passkey in somewhere.
2. When, the explicit authorization or authentication is needed on OAuth2
provider, as you mentioned, perform PKCE flow. Then, the OAuth2 provider
triggers passkey authentication if they provide.
On Friday, November 18, 2022 at 11:32:07 PM UTC+9
Arshad Noor <arsha...@strongkey.com>: Nov 19 06:05AM -0800
Your question reminded me of a conundrum I have little understood. In
light of what FIDO brings to the authentication space, I am going to try
to challenge you (and others) to question your premise around "single
sign-on" (SSO) technology. The goal is not to put anyone on the
defensive about any specific SSO technology, but to debate whether SSO
is even necessary in light of what FIDO offers.
You have to step back into the late '80s and early '90s to understand
why SSO was really needed. Enterprises had a mish-mash of technology
solutions: mainframes running SNA LU6.2, mini-computers with DECNet and
other proprietary protocols, Netware LANs, a smattering of UNIX systems
running TCP/IP, and OS/2 with LAN Manager, etc. Everybody was using
usernames and passwords. And, everybody had different schemes,
algorithms, and protocols for dealing with them. The complexity of
managing this was daunting enough that companies were investing serious
money to solve this problem.
As networks were starting to coalesce around TCP/IP and public-key
cryptography made a splash, for a while in the late '90s, it seemed that
the password problem could be eclipsed by that original passwordless
authentication protocol - SSL ClientAuth - with X.509 v3 digital
certificates. But, that bubble broke with the dot-com crash; and
passwords that were restricted primarily to enterprise networks at the
dawn of the internet, exploded to affect every consumer that needed to
authenticate to a restricted website. Leading us to where we are today:
a mish-mash of SSO protocols and schemes.
FIDO is, essentially, a reboot. An advanced authentication technology that:
* Does NOT <https://dl.acm.org/doi/10.1145/1373290.1373293> depend on
"shared secret authentication";
* Is designed to protect the privacy of consumers;
* Can optionally leverage simple to sophisticated "user verification"
* Eliminates <https://fc16.ifca.ai/preproceedings/25_Lang.pdf>
password phishing attacks;
* Is supported on every modern client computing device (many with
* Is supported on every modern browser; and
* Most importantly, is simple enough that it can strongly authenticate
users with the touch of a button.
If a FIDO server can authoritatively return an authentication token in a
few seconds to any web/mobile application, why burden the application
with a legacy SSO protocol that adds yet another "band-aid" to what was
already a band-aid from the previous century? Why not cut the crap in

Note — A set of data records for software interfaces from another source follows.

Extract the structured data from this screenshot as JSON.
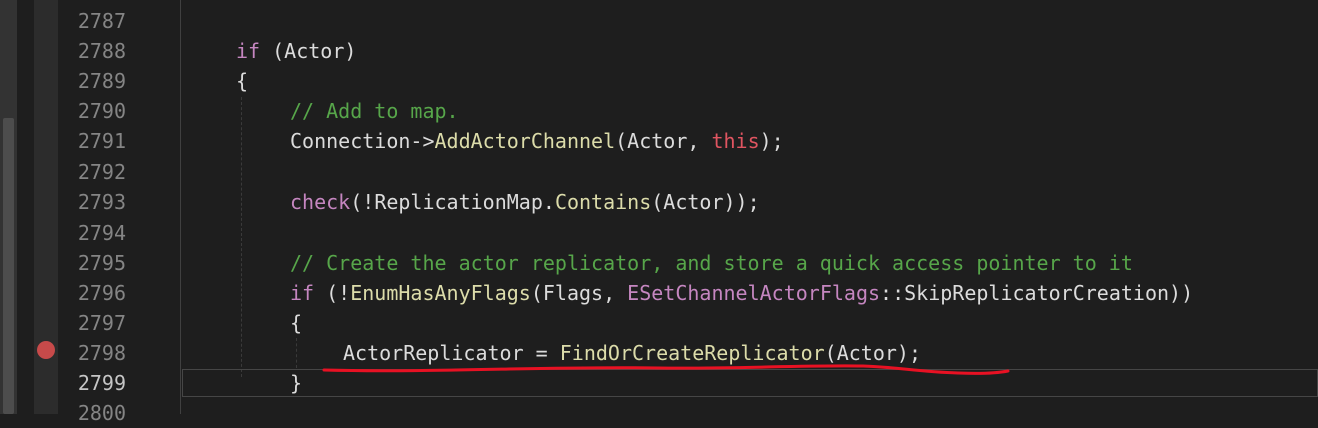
{
  "colors": {
    "background": "#1e1e1e",
    "line_number": "#858585",
    "keyword": "#c586c0",
    "comment": "#57a64a",
    "function": "#dcdcaa",
    "this_keyword": "#e05561",
    "annotation_underline": "#e81123",
    "breakpoint": "#c74a4a"
  },
  "editor": {
    "line_numbers": [
      "2787",
      "2788",
      "2789",
      "2790",
      "2791",
      "2792",
      "2793",
      "2794",
      "2795",
      "2796",
      "2797",
      "2798",
      "2799",
      "2800"
    ],
    "current_line": "2799",
    "breakpoint_line": "2798",
    "code": {
      "l2788": {
        "if": "if",
        "rest": " (Actor)"
      },
      "l2789": {
        "brace": "{"
      },
      "l2790": {
        "comment": "// Add to map."
      },
      "l2791": {
        "obj": "Connection",
        "arrow": "->",
        "fn": "AddActorChannel",
        "args": "(Actor, ",
        "this": "this",
        "end": ");"
      },
      "l2793": {
        "check": "check",
        "a": "(!",
        "obj": "ReplicationMap",
        "dot": ".",
        "fn": "Contains",
        "end": "(Actor));"
      },
      "l2795": {
        "comment": "// Create the actor replicator, and store a quick access pointer to it"
      },
      "l2796": {
        "if": "if",
        "a": " (!",
        "fn": "EnumHasAnyFlags",
        "b": "(Flags, ",
        "type": "ESetChannelActorFlags",
        "sep": "::",
        "member": "SkipReplicatorCreation",
        "end": "))"
      },
      "l2797": {
        "brace": "{"
      },
      "l2798": {
        "var": "ActorReplicator",
        "eq": " = ",
        "fn": "FindOrCreateReplicator",
        "end": "(Actor);"
      },
      "l2799": {
        "brace": "}"
      }
    }
  }
}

the middle and just get an authoritative answer from the source?
SSO tokens - whether they are SAML, JWT, etc. - must be verified
thoroughly because they represent a "man in the middle" of the

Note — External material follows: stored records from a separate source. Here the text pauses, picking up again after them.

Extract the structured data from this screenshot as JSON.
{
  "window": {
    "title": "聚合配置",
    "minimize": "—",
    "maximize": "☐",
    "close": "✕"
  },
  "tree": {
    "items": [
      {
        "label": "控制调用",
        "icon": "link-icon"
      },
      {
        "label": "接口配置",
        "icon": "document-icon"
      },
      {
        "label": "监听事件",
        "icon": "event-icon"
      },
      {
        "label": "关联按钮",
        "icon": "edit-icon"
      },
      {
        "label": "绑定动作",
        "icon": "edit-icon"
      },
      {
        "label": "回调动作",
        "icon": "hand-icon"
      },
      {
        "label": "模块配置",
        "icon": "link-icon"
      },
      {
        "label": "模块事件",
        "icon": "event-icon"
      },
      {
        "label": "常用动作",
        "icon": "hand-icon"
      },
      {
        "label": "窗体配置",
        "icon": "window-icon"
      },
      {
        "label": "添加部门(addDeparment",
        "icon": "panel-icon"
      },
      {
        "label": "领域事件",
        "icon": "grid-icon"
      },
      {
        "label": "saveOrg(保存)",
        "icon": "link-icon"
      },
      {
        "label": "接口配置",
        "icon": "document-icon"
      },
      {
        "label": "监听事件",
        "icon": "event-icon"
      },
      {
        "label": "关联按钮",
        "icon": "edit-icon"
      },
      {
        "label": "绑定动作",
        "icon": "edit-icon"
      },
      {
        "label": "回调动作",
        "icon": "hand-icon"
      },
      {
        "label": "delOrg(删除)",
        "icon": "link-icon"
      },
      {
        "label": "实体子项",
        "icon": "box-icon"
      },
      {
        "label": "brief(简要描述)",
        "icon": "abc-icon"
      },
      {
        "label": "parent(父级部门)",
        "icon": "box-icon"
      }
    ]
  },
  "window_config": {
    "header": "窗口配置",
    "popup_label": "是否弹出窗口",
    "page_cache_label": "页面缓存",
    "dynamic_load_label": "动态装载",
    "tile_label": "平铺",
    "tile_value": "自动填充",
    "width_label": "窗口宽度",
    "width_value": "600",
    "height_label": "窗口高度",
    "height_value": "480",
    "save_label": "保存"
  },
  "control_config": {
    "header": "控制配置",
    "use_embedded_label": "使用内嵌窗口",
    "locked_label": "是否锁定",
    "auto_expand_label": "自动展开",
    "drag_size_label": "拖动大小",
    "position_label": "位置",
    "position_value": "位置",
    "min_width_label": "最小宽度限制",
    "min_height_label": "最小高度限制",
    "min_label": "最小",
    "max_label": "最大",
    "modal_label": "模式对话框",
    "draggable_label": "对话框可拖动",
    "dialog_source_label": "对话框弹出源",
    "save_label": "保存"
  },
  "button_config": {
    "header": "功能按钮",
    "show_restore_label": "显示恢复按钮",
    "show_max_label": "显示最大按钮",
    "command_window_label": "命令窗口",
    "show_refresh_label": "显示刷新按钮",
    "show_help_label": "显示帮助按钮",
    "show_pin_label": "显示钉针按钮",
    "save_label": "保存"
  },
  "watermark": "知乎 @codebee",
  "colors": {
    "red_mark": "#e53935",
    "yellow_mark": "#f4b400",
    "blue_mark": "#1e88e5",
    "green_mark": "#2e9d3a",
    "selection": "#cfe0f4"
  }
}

authentication flow; why introduce or maintain a man in the middle when
the protocol was designd for privacy. Why add the legal burden of
determining who is responsible for privacy violations when the MITM is

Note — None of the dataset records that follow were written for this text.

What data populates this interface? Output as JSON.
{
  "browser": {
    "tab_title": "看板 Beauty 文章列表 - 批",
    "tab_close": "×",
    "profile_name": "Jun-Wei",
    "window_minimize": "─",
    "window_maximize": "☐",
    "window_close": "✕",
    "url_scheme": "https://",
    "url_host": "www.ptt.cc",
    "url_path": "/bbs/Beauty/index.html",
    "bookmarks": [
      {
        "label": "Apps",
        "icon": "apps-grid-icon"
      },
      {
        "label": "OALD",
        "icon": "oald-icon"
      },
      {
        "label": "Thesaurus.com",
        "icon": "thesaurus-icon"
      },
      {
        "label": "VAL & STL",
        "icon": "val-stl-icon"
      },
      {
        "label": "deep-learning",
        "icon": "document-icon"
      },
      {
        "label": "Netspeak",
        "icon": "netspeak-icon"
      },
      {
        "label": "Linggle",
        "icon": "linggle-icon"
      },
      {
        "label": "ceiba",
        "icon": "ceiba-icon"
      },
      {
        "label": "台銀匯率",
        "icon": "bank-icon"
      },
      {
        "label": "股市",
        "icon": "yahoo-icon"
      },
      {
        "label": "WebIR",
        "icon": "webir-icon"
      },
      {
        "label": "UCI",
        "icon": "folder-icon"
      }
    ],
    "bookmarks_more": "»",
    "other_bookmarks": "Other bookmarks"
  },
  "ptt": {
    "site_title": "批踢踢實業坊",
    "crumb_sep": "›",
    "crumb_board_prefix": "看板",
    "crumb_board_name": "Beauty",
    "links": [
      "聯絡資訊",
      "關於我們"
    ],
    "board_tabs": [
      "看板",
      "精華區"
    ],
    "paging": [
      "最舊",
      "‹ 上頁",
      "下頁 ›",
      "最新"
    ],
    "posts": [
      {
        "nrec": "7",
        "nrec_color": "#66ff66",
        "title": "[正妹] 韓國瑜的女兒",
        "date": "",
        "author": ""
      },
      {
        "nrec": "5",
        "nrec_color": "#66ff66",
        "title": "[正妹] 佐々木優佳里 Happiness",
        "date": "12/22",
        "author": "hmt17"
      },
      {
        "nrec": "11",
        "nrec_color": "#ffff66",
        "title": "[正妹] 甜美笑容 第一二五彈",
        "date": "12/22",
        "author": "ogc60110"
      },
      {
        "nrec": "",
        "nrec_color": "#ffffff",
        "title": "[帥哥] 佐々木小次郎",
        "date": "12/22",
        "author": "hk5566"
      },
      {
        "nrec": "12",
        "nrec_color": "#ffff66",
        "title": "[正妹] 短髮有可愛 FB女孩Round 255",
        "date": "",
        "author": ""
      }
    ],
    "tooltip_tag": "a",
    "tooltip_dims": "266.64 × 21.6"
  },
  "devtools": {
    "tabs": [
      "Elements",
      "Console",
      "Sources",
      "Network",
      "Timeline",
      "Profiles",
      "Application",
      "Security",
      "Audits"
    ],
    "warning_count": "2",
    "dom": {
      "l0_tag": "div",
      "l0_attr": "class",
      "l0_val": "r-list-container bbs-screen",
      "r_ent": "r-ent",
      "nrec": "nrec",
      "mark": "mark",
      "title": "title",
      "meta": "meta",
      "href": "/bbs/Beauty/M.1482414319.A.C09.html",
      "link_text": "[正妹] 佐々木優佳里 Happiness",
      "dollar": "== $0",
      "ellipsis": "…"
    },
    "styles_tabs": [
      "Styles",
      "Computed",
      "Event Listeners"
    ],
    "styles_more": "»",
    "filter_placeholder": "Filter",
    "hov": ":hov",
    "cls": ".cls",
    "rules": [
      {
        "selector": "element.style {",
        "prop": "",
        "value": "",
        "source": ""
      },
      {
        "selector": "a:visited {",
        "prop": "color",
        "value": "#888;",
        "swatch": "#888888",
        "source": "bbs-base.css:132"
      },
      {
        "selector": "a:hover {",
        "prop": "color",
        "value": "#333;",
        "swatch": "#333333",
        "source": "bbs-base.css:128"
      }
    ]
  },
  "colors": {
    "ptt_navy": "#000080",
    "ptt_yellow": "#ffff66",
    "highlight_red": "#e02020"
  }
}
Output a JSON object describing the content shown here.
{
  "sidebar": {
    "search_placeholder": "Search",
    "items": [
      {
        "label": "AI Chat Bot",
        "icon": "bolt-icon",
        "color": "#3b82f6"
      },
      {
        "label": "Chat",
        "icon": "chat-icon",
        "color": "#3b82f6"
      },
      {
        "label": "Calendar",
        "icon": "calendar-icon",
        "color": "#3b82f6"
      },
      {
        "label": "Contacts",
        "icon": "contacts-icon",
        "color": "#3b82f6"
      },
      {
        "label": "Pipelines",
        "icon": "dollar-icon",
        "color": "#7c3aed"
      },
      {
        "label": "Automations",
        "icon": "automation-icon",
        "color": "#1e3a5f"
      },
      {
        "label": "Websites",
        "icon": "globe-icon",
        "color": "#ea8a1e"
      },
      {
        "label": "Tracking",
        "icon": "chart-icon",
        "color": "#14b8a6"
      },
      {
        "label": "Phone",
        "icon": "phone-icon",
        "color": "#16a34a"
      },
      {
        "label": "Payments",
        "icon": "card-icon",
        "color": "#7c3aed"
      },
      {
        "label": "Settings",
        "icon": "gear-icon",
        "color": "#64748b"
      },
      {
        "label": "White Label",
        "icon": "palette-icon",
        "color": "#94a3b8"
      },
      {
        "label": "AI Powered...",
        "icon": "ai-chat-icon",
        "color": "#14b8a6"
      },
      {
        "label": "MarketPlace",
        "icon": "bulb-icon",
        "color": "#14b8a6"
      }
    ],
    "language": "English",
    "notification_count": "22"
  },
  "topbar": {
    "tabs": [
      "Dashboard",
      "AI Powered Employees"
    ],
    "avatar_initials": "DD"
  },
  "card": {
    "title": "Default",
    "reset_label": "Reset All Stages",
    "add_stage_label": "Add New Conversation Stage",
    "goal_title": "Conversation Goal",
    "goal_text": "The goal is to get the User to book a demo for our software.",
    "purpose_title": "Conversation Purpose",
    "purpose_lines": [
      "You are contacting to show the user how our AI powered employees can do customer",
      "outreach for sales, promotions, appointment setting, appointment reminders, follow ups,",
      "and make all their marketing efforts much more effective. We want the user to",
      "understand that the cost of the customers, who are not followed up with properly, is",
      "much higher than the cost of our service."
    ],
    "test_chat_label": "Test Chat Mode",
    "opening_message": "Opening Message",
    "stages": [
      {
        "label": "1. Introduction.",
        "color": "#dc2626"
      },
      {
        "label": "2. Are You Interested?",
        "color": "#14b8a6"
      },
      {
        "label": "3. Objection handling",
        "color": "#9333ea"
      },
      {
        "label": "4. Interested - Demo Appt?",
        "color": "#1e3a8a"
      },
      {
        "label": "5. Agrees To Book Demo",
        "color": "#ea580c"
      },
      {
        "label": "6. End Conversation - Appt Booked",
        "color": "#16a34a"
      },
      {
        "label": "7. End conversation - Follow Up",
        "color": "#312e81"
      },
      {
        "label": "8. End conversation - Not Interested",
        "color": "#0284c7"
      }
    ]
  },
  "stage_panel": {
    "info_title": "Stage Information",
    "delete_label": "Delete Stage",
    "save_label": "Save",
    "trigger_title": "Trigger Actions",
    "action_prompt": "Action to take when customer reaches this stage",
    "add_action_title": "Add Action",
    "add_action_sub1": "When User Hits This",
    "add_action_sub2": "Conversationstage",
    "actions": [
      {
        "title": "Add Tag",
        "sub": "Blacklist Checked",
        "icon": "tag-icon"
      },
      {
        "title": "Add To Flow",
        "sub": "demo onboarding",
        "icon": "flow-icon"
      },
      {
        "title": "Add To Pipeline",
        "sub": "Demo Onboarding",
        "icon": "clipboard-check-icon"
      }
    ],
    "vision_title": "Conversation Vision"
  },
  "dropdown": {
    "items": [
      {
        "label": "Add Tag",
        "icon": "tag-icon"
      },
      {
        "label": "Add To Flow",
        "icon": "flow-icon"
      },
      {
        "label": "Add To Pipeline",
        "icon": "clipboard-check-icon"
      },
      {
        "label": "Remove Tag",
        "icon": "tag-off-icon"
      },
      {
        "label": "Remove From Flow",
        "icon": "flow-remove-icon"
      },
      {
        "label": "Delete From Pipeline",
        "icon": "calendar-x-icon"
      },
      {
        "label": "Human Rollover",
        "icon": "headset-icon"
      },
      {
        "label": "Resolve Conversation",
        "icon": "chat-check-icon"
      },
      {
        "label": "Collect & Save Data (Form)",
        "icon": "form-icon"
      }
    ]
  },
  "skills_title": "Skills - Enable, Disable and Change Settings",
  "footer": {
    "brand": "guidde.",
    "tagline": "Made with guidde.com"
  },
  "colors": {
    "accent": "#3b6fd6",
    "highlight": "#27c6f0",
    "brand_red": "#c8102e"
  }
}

Ah! The answer is "legacy applications". SSO was written into
applications in an age when passwords ruled the world and companies
needed to alleviate the burden of users who were forced to authenticate
to dozens of systems within the enterprise. The cost of SSO was less
than the loss of productivity and consumer frustration with password
management that SSO is accepted as a defacto standard. But, when
passwords have been eliminated and strong authentication has been
simplified, does it make sense to continue carrying that cost of SSO?
The technical compexity? And, the legal burden in a world that is
increasingly regulating privacy? (Note that similar questions arise when
considering the issue
<https://github.com/fido-alliance/common-specs/issues/228> raised with
passkeys held by platform vendors).
It may be useful to step back and ponder whether it may actually benefit
the internet to eliminate the SSO burden - and its associated risks -
when an application can get an authoritative answer from a FIDO server
directly with the simple touch of a button, faster than we can verify
the authenticity and integrity of an SSO token.
On 11/18/22 6:32 AM, Lukas Westermann wrote: